about Paul and Aarons made up names for the racehorses she
took her husband to see.
(Note: We asked this question to Paul Campbell,
you can read his answer here)
Gilles Nuytens: If
you were in the same situation than chief Tyrol, how would
you have react when you learned that your girlfriend, Sharon
was a cylon? And what would be your behavior with her?
Aaron Douglas: Not really sure what I would
do but I think I would march her down to Adama's office straight
away. Tyrol didn't figure it out till she shot Adama so there
wasn't much he could do.
On the set, who's the guy always
trying to break up a scene, to make everyone laughs?
Aaron Douglas: Paul is really funny and Eddie
goofs around a lot. I am silly between takes, especially with
Nicki. We laugh alot.
Nuytens: Which Shakespearean
character would you like to do? And why?
Douglas: I have played several Shakespeare characters
and if I had to do it again I would like to play Mercutio
or Theseus and Oberon in the same performance.
Nuytens: What was the scene
you enjoyed the most to play in Galactica and why?
Aaron Douglas: Episode 3 of season 2. Running

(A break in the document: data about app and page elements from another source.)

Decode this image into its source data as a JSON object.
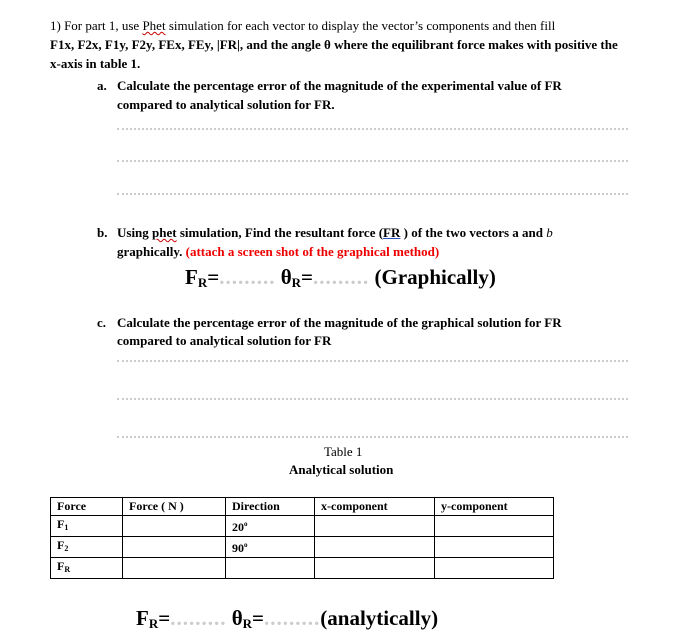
{
  "q1": {
    "line1_a": "1) For part 1, use ",
    "line1_phet": "Phet",
    "line1_b": " simulation for each vector to display the vector’s components and then fill",
    "line2": "F1x, F2x, F1y, F2y, FEx, FEy, |FR|, and the angle θ where the equilibrant force makes with positive the",
    "line3": "x-axis in table 1."
  },
  "a": {
    "marker": "a.",
    "line1": "Calculate the percentage error of the magnitude of the experimental value of FR",
    "line2": "compared to analytical solution for FR."
  },
  "b": {
    "marker": "b.",
    "line1_a": "Using ",
    "line1_phet": "phet",
    "line1_b": " simulation, Find the resultant force (",
    "line1_fr": "FR",
    "line1_c": " ) of the two vectors a and ",
    "line1_var": "b",
    "line2": "graphically.",
    "line2_red": "(attach a screen shot of the graphical method)",
    "result": {
      "fr": "F",
      "fr_sub": "R",
      "eq": "=",
      "fill": ".........",
      "theta": "θ",
      "theta_sub": "R",
      "label": "(Graphically)"
    }
  },
  "c": {
    "marker": "c.",
    "line1": "Calculate the percentage error of the magnitude of the graphical solution for FR",
    "line2": "compared to analytical solution for FR"
  },
  "table": {
    "caption": "Table 1",
    "subtitle": "Analytical solution",
    "headers": [
      "Force",
      "Force ( N )",
      "Direction",
      "x-component",
      "y-component"
    ],
    "rows": [
      {
        "force": "F",
        "sub": "1",
        "direction": "20",
        "deg": "o"
      },
      {
        "force": "F",
        "sub": "2",
        "direction": "90",
        "deg": "o"
      },
      {
        "force": "F",
        "sub": "R",
        "direction": "",
        "deg": ""
      }
    ]
  },
  "result_analytic": {
    "fr": "F",
    "fr_sub": "R",
    "eq": "=",
    "fill": ".........",
    "theta": "θ",
    "theta_sub": "R",
    "label": "(analytically)"
  }
}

and shooting Cylons in the forest. How fun is that?!?!!
Gilles Nuytens: I
read some critics about the "rape" scene shown in
the last episode aired, as you played in this scene, what's
your opinion on it?
BSG is a reflection of real life and these types of events
go on everyday. Many people were upset by it but to me they
need to realize that this is the world we live in. Does that
mean they have or want to watch? Absolutely not but do not
discount it as sensationalism. What we shot was so much more
graphic than what was aired and I understand why they did
not use it. In what aired the rape had not totally begun.
It was suggestive. I thought it was a good scene and on point
with the story and not added to draw in viewers. That suggestion
is absurd. I know Ron Moore very well and he is not the kind
of person or writer to add scenes purely for sensationalistic
or ratings purposes. They have to be on point, truthfully
reflect the situation and todays world and be relevant to
the story or they are not there. It also amazes me that people
have no problem with beatings, shootings, bombings, stabbings
etc. but show a breast, a bottom, or a grope and they fly
off the wall to condemn it.
This happens in all areas of film, television and theatre
and it is ridiculous.
What decided you to become an actor?
Aaron Douglas: It is the one thing that I
am really good at. It is the easiest thing for me to do and
it is what I love to do the most.
Nuytens: What are your expectations
for season 3? Do you already know something about your involvement
Aaron Douglas: I have no
idea what is happening in season 3.
by Gilles Nuytens for The